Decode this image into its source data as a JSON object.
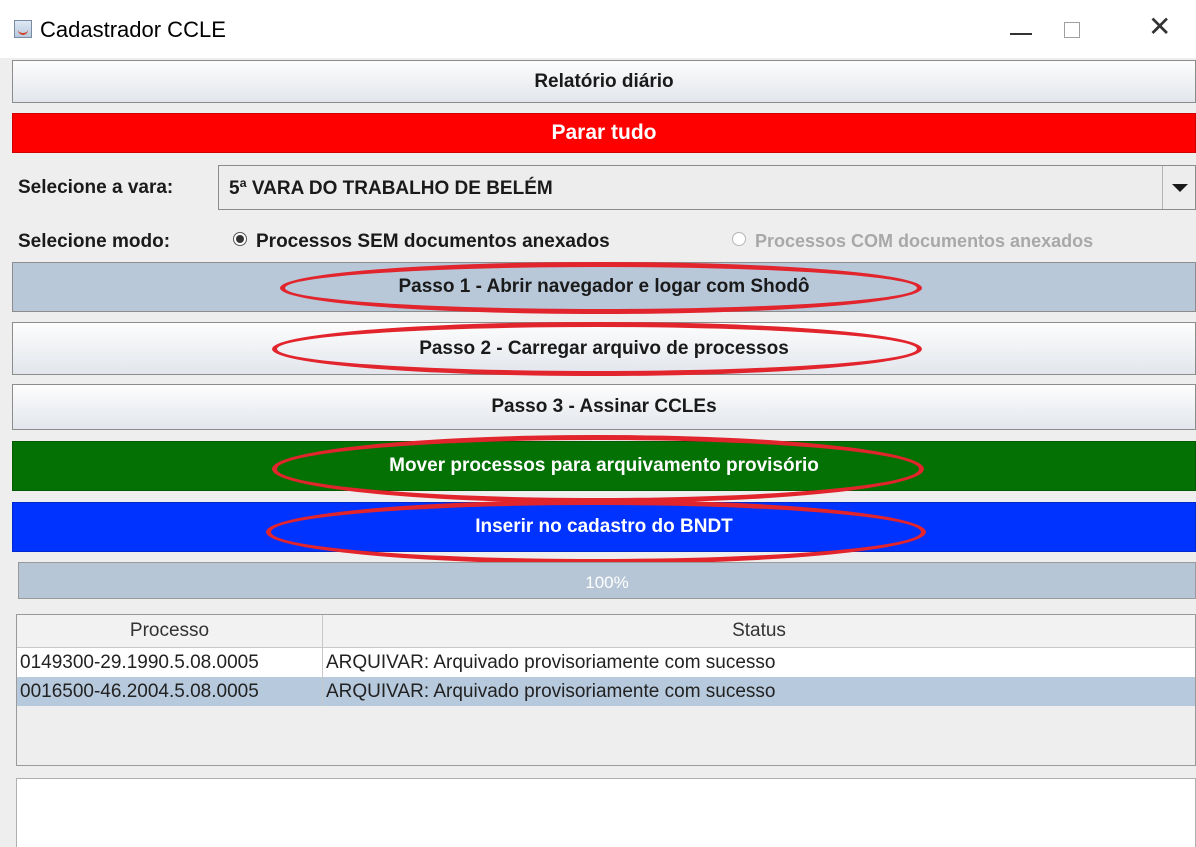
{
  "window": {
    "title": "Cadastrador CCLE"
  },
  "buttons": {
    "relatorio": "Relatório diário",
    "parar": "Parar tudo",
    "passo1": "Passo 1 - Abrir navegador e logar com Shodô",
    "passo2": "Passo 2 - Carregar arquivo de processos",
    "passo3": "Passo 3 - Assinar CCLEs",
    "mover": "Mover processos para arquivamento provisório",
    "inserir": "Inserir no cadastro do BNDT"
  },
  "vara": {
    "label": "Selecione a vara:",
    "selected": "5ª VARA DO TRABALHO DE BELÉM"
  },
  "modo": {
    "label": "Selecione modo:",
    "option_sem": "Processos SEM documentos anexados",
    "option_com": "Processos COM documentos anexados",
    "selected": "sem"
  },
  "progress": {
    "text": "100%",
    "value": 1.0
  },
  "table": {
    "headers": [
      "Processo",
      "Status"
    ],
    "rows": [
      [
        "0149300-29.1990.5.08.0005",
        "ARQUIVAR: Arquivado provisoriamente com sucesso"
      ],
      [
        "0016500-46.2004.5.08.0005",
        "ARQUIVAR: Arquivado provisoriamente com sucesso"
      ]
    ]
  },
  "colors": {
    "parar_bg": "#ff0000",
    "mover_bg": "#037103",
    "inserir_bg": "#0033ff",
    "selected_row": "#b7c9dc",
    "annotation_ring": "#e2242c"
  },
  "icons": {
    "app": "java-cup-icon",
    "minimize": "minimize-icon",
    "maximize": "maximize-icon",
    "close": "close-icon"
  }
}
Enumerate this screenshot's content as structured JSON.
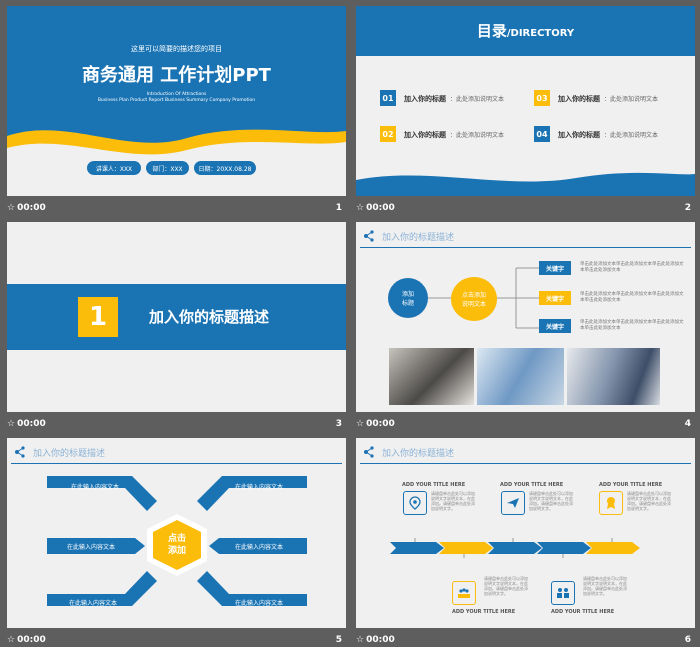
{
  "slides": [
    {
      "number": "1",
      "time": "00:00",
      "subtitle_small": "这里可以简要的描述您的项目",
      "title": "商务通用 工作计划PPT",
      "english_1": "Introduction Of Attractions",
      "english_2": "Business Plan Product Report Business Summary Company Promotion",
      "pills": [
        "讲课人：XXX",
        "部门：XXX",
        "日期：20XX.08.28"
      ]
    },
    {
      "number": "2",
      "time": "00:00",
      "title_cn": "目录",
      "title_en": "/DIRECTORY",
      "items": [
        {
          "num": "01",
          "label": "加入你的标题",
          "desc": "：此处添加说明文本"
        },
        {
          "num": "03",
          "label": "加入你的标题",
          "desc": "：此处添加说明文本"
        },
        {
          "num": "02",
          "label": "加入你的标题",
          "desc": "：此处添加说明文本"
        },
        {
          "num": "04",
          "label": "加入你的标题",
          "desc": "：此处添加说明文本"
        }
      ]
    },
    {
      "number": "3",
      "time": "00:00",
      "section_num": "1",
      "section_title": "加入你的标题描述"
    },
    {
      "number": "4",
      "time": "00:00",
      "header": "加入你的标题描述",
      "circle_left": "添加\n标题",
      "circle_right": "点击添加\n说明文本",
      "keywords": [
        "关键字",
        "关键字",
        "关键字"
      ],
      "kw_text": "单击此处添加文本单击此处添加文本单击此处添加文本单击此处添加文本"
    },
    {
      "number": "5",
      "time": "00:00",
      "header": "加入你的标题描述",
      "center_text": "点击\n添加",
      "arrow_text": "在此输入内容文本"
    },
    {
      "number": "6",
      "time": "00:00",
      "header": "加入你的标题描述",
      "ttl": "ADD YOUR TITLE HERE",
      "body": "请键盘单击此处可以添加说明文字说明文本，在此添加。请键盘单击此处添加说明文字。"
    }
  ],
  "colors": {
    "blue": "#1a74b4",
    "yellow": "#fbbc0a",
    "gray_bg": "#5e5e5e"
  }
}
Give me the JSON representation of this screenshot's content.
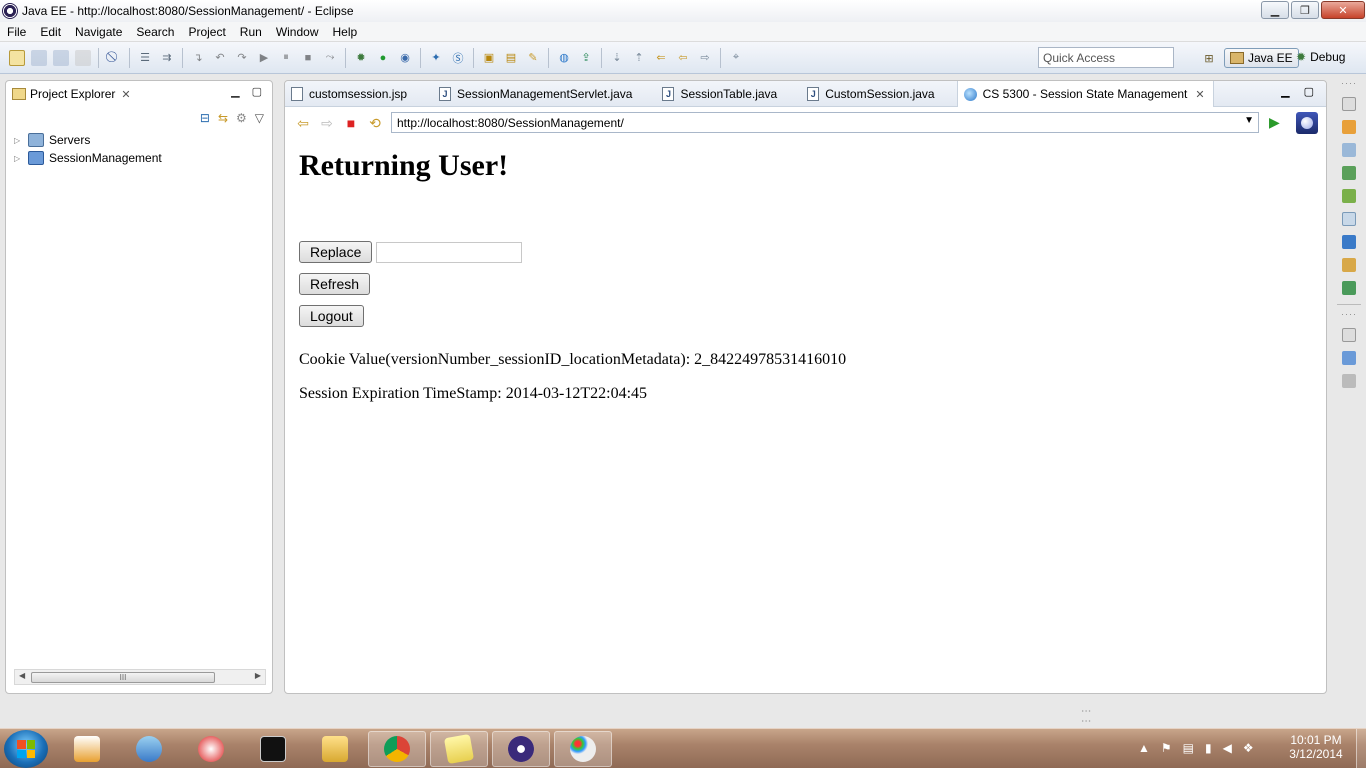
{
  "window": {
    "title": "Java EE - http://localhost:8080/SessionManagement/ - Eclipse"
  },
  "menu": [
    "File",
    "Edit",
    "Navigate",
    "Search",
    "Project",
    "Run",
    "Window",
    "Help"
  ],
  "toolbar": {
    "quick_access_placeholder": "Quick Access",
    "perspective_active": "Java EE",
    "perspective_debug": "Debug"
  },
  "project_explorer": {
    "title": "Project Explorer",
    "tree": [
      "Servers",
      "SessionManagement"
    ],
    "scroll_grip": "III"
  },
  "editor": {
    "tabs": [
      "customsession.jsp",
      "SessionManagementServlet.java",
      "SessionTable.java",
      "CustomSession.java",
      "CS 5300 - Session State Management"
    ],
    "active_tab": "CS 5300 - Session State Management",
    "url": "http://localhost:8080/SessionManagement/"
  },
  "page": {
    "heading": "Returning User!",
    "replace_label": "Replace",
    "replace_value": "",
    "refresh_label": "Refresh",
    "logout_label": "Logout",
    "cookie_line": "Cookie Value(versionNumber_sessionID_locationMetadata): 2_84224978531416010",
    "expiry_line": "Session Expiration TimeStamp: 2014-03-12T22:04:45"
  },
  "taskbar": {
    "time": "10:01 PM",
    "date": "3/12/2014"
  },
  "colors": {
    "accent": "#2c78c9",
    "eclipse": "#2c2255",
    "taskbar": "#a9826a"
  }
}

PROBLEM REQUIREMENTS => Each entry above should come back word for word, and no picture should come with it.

REPLY =>
Decode this image into its source data as a JSON object.
{
  "window": {
    "title": "Cadastrador CCLE"
  },
  "buttons": {
    "relatorio": "Relatório diário",
    "parar": "Parar tudo",
    "passo1": "Passo 1 - Abrir navegador e logar com Shodô",
    "passo2": "Passo 2 - Carregar arquivo de processos",
    "passo3": "Passo 3 - Assinar CCLEs",
    "mover": "Mover processos para arquivamento provisório",
    "inserir": "Inserir no cadastro do BNDT"
  },
  "vara": {
    "label": "Selecione a vara:",
    "selected": "5ª VARA DO TRABALHO DE BELÉM"
  },
  "modo": {
    "label": "Selecione modo:",
    "option_sem": "Processos SEM documentos anexados",
    "option_com": "Processos COM documentos anexados",
    "selected": "sem"
  },
  "progress": {
    "text": "100%",
    "value": 1.0
  },
  "table": {
    "headers": [
      "Processo",
      "Status"
    ],
    "rows": [
      [
        "0149300-29.1990.5.08.0005",
        "ARQUIVAR: Arquivado provisoriamente com sucesso"
      ],
      [
        "0016500-46.2004.5.08.0005",
        "ARQUIVAR: Arquivado provisoriamente com sucesso"
      ]
    ]
  },
  "colors": {
    "parar_bg": "#ff0000",
    "mover_bg": "#037103",
    "inserir_bg": "#0033ff",
    "selected_row": "#b7c9dc",
    "annotation_ring": "#e2242c"
  },
  "icons": {
    "app": "java-cup-icon",
    "minimize": "minimize-icon",
    "maximize": "maximize-icon",
    "close": "close-icon"
  }
}
Enumerate this screenshot's content as structured JSON.
{
  "slides": [
    {
      "number": "1",
      "time": "00:00",
      "subtitle_small": "这里可以简要的描述您的项目",
      "title": "商务通用 工作计划PPT",
      "english_1": "Introduction Of Attractions",
      "english_2": "Business Plan Product Report Business Summary Company Promotion",
      "pills": [
        "讲课人：XXX",
        "部门：XXX",
        "日期：20XX.08.28"
      ]
    },
    {
      "number": "2",
      "time": "00:00",
      "title_cn": "目录",
      "title_en": "/DIRECTORY",
      "items": [
        {
          "num": "01",
          "label": "加入你的标题",
          "desc": "：此处添加说明文本"
        },
        {
          "num": "03",
          "label": "加入你的标题",
          "desc": "：此处添加说明文本"
        },
        {
          "num": "02",
          "label": "加入你的标题",
          "desc": "：此处添加说明文本"
        },
        {
          "num": "04",
          "label": "加入你的标题",
          "desc": "：此处添加说明文本"
        }
      ]
    },
    {
      "number": "3",
      "time": "00:00",
      "section_num": "1",
      "section_title": "加入你的标题描述"
    },
    {
      "number": "4",
      "time": "00:00",
      "header": "加入你的标题描述",
      "circle_left": "添加\n标题",
      "circle_right": "点击添加\n说明文本",
      "keywords": [
        "关键字",
        "关键字",
        "关键字"
      ],
      "kw_text": "单击此处添加文本单击此处添加文本单击此处添加文本单击此处添加文本"
    },
    {
      "number": "5",
      "time": "00:00",
      "header": "加入你的标题描述",
      "center_text": "点击\n添加",
      "arrow_text": "在此输入内容文本"
    },
    {
      "number": "6",
      "time": "00:00",
      "header": "加入你的标题描述",
      "ttl": "ADD YOUR TITLE HERE",
      "body": "请键盘单击此处可以添加说明文字说明文本，在此添加。请键盘单击此处添加说明文字。"
    }
  ],
  "colors": {
    "blue": "#1a74b4",
    "yellow": "#fbbc0a",
    "gray_bg": "#5e5e5e"
  }
}
Give me the JSON representation of this screenshot's content.
{
  "window": {
    "title": "Java EE - http://localhost:8080/SessionManagement/ - Eclipse"
  },
  "menu": [
    "File",
    "Edit",
    "Navigate",
    "Search",
    "Project",
    "Run",
    "Window",
    "Help"
  ],
  "toolbar": {
    "quick_access_placeholder": "Quick Access",
    "perspective_active": "Java EE",
    "perspective_debug": "Debug"
  },
  "project_explorer": {
    "title": "Project Explorer",
    "tree": [
      "Servers",
      "SessionManagement"
    ],
    "scroll_grip": "III"
  },
  "editor": {
    "tabs": [
      "customsession.jsp",
      "SessionManagementServlet.java",
      "SessionTable.java",
      "CustomSession.java",
      "CS 5300 - Session State Management"
    ],
    "active_tab": "CS 5300 - Session State Management",
    "url": "http://localhost:8080/SessionManagement/"
  },
  "page": {
    "heading": "Returning User!",
    "replace_label": "Replace",
    "replace_value": "",
    "refresh_label": "Refresh",
    "logout_label": "Logout",
    "cookie_line": "Cookie Value(versionNumber_sessionID_locationMetadata): 2_84224978531416010",
    "expiry_line": "Session Expiration TimeStamp: 2014-03-12T22:04:45"
  },
  "taskbar": {
    "time": "10:01 PM",
    "date": "3/12/2014"
  },
  "colors": {
    "accent": "#2c78c9",
    "eclipse": "#2c2255",
    "taskbar": "#a9826a"
  }
}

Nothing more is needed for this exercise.